45 Prospects in 45 Days: Houston’s Jon Singleton
Over the next 45 days the staff here at The Fix will profile and predict the fantasy fates of prospects that could – should, in some cases – be closely monitored on the waiver wire or even in the draft room.
For the projection portion of the article, we will try our best to give you projections from all three major projection systems. Those projection systems are: ZiPS, Steamer, and Oliver. Oliver varies from the other two by projecting what a player would accomplish over 600 PA. Obviously, most prospects won’t reach 600 PA, due to various reasons. It can help to pay more attention to the rate stats that are included in order to get a clearer idea of what you’re dealing with in a particular player.
In 2011, the Houston Astros acquired Jonathan Singleton and others from the Philadelphia Phillies in exchange for Hunter Pence. The lefty slugger mashed the baseball in 2012 for the Astros’ Double-A affiliate and was labeled as one of the best first base prospects in the game. His strikeout percentage crept up to the low 20’s, but Singleton paired that with plenty of power and an above average walk rate.
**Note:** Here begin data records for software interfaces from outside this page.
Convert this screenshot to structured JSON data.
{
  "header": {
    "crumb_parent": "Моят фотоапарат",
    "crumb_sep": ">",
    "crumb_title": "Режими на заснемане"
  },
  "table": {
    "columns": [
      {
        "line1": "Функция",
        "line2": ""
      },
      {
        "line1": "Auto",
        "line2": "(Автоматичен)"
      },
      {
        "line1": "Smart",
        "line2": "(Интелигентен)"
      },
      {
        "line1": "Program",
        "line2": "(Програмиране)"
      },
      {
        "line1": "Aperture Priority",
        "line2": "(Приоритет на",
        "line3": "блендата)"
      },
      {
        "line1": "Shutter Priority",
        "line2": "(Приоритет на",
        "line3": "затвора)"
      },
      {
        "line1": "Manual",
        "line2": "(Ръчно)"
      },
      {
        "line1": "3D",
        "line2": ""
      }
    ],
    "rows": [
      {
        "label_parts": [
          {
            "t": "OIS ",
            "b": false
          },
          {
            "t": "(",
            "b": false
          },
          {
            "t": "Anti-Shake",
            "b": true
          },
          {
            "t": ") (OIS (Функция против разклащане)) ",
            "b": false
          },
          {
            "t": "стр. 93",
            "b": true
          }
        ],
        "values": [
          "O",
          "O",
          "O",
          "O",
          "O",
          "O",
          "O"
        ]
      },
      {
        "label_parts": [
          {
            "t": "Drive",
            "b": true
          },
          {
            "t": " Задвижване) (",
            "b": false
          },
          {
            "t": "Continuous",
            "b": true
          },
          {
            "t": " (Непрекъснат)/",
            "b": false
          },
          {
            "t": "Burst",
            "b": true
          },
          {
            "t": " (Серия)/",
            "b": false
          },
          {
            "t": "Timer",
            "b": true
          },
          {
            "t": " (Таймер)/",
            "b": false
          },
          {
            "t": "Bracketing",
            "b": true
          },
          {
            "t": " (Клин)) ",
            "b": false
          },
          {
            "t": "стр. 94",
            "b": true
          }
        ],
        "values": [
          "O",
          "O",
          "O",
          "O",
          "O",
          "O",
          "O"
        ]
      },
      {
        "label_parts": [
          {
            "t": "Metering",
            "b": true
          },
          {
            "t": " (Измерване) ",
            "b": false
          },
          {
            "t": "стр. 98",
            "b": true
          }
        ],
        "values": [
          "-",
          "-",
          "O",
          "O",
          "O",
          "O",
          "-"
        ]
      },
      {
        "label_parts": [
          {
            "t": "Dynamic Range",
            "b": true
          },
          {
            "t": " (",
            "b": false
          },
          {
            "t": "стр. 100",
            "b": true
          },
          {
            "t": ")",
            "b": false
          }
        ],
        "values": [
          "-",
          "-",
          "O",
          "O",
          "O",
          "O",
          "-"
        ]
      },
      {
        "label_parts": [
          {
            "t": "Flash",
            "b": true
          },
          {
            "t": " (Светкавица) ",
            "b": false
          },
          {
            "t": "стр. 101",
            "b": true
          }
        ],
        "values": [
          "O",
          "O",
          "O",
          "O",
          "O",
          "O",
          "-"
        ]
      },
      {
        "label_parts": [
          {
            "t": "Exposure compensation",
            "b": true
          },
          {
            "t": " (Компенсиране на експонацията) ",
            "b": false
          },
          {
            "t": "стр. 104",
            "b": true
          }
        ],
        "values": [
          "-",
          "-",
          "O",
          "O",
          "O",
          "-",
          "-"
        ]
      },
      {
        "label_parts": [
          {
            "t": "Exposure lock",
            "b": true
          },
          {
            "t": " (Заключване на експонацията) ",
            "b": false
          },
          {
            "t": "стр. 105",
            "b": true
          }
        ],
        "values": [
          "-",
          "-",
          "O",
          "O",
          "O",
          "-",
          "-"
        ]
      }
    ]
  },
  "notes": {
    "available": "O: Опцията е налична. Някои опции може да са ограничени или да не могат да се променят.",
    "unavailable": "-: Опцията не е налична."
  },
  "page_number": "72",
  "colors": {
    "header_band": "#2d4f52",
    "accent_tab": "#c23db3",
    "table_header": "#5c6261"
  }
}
Last year, Singleton’s season was delayed due to a drug violation (marijuana). He was suspended 50 games. Upon his return, he made short stops in Single-A and Double-A, before settling in at Triple-A. Singleton’s misfortunes continued as he struggled mightily at the plate. Known for his plus power, Singleton came up short in that area during his time at Triple-A, posting a career low ISO. What was even more discouraging was the strikeout rate, which ballooned to over 30%.
There were some encouraging signs, however. After a rough season in the minors, Singleton dominated Puerto Rican Winter Ball. He led the league in home runs, total bases, and OPS. More importantly, it sounds as if he is getting his off-the-field life back together, opening up about his drug addiction and dealing with it in a positive way.
After a disastrous and uncharacteristic year at the plate, Singleton is looking to bounce back and take over the Astros first base job as soon as possible. The players that stand in his way are unspectacular to say the least, so his big league call up is only a matter of time. Many prospects generate plenty of buzz this time of year, but Singleton could be one of the few to get an early call and impact the majority of the season.
Despite his disastrous 2013, Singleton is still well-regarded on the top 100 lists for 2014:
Baseball America: 82
Keith Law: 78
Marc Hulet: 55
Baseball Prospectus: 57
Fangraphs prospect writer, Marc Hulet, discusses Singleton:
“Singleton has a chance to develop into an average hitter with plus power from the left side. Two big issues are holding Singleton back from further success: his struggles against left-handed pitching and his overall swing-and-miss tendencies. He didn’t win over any fans by returning to the game out of shape after his suspension, and needs to prove he’s 100% committed to being a professional.”
Singleton’s latest comments about his life are encouraging. Whether you consider marijuana a big deal or not, Singleton’s mentality appeared to not have been in the right place to be a successful major league baseball player. The winter league results and the spring reports about his conditioning are positive. It remains to be seen if Singleton can continue to do what he needs to do to be a success on the field.
Minor League Production
Even a pretty decent BABIP couldn’t save Singleton’s 2013 season. If he wants to have a chance for success at the big league level, that K% is going to have to revert to what it was in earlier seasons. And even then, it isn’t all that great.
Let’s see how real his struggles are versus lefties.
Yeah, they are real. It isn’t that Singleton just strikes out more versus lefties, much of his power seems to be missing as well. You can’t help but see a future platoon candidate.
Considering where the Astros are as a team and who Singleton is as a hitter, a mix between ZiPS and Steamer seems to be the best bet for what the first baseman could produce in 2014. The 24 home runs by Oliver are nice (and unlikely), but the rest of the projection is very harsh. It would be surprising to see Singleton struggle that much at the major league level. 38.3% strikeout rate? Oof. That would have led all hitters with at least 150 plate appearances last season.
Jon Singleton can hit the ball far, but his impact on the 2014 season looks a bit cloudy. He can’t hit lefties and there is a cool breeze from all the whiffs. Once he gets the call, Singleton could be useful as a strict platoon bat in deep leagues (15+), especially ones that count OBP.
Assuming he gets the K’s to a salvageable place (22%-27%), a .250-.270 hitter with 25-30 home run power is possible, even if he continues to struggle against left-handed pitchers. But taking into account playing time and his past production, there just isn’t a reason to expect that kind of success from Singleton in 2014.